Is your Allen Bradley SLC-500 finally kaput now that you’ve reprogrammed channels on the I/O cards about 10 times? (Did you think we didn’t know you did this? Everyone does this.) Did your GE Fanuc PLC processor suddenly just “lose” its program? Has your ABB PLC faulted, the little red light is on and you can’t get your error codes to clear? Then you would definitely NOT be alone. We hear these tales of woe day in and day out from manufacturing plants and shops of all sizes.
In a nearly perfect world you would perform maintenance checks on your PLCs every month or two, but even if you do this, many of the most common PLC problems are not caused by lack of maintenance. Machine age and environmental conditions are often at the heart of the problem. Assuming you have ruled out ridiculously obvious problems such having the wrong cables or loose cable connections, a few of the evil PLC poltergeists include:

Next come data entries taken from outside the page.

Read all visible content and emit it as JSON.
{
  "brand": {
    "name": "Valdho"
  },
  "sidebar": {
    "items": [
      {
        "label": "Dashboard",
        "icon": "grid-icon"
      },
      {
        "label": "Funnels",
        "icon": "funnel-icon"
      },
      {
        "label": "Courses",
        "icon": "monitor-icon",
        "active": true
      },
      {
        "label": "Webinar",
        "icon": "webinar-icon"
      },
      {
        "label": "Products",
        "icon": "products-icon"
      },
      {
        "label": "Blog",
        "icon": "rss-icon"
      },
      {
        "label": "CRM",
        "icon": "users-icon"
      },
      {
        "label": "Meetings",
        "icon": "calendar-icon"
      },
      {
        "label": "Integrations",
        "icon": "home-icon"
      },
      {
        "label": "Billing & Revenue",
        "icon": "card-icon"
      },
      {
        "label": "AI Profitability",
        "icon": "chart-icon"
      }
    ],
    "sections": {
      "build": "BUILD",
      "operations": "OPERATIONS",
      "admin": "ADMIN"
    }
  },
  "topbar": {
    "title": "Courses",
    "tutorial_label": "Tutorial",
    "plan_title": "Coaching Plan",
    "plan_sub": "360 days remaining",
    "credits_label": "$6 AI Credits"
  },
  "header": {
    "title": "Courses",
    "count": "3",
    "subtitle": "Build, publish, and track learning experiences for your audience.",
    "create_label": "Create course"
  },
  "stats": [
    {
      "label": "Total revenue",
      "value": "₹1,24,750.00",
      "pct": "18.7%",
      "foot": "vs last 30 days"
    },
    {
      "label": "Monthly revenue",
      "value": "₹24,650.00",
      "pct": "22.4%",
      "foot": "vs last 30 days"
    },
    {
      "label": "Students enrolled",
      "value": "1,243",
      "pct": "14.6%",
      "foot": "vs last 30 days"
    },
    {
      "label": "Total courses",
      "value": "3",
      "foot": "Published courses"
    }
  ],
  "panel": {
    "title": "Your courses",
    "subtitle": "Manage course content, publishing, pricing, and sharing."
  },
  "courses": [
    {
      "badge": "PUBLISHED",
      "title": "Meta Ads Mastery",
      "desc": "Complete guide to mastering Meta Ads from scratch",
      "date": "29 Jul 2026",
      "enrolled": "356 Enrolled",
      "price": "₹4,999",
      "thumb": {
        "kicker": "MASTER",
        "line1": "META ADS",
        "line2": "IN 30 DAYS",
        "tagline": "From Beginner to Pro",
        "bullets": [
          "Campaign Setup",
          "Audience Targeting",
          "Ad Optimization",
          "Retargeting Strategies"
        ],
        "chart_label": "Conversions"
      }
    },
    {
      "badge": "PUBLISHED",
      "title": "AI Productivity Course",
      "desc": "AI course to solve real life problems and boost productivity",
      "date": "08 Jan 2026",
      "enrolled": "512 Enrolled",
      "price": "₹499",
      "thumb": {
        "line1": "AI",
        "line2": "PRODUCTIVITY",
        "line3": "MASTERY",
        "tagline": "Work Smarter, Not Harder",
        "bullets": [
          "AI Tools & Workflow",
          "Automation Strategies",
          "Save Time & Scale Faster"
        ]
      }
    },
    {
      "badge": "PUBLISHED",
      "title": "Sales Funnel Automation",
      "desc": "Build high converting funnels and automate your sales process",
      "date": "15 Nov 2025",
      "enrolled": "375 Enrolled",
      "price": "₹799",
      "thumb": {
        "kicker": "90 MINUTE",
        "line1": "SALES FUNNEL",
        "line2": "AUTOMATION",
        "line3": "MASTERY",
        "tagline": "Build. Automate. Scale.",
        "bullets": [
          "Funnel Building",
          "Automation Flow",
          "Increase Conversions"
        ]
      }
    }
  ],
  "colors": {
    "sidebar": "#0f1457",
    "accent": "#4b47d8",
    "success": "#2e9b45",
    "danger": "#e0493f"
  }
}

- Power fluctuations or surges
- Over heating
- Blown power supplies
- Blown I/O cards
- Bad I/O channels
- Bad cables/loose cable connection
However, another frequent PLC problem is absolutely a maintenance issue – bad batteries. If you’ve been neglecting to replace your back-up battery, bad things are sure to happen. If the red fault light indicates battery status you are in danger of losing your program. If you do not have a current program on hand to reload after you’ve replaced the dead battery, then you are in even more trouble. (Hint: If the red battery light comes on don’t down the power!) Get the program backed-up BEFORE you attempt to change the battery(s). Whether you are the boss or the operator, this is not the place you want to be. Let the finger pointing begin!
In almost all of the above mentioned cases, you will need to remove the unit and have it repaired. If the PLC unit is still under warranty, you will need to contact the OEM. If not, you will need the services of a reliable third-party industrial electronic repair shop.